[[ Extracted material, beginning ]]
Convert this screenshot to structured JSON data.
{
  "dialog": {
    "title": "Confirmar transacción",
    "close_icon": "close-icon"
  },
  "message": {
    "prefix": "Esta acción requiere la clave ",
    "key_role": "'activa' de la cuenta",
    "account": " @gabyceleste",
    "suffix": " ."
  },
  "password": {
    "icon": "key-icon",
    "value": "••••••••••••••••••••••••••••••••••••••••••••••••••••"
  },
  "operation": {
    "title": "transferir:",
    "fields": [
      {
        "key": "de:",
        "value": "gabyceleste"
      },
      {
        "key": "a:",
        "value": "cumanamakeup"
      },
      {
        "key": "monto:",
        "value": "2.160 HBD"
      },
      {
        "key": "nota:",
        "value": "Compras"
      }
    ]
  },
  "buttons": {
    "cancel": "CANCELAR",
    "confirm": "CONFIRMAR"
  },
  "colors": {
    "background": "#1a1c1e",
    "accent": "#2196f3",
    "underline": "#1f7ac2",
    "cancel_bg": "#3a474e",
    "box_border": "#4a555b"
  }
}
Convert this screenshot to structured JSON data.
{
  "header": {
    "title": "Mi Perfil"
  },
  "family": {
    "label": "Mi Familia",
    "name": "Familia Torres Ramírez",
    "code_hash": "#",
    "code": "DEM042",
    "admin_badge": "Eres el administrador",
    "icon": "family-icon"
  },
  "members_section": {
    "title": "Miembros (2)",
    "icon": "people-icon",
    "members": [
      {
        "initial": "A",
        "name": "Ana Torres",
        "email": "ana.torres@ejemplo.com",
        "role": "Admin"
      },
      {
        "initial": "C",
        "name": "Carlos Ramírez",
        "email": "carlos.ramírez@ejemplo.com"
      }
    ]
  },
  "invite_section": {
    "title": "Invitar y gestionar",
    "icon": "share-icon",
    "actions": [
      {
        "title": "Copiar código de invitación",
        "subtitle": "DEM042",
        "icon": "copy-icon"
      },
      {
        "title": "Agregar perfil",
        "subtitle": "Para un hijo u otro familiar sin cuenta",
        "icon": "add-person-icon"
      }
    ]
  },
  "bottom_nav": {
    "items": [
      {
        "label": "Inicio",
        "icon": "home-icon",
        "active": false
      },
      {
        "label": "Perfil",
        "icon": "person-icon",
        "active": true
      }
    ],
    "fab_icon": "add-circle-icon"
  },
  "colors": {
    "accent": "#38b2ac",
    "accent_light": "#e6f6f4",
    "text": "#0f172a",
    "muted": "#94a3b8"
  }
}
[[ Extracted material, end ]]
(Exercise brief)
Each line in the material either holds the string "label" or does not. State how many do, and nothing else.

(Expected output)
3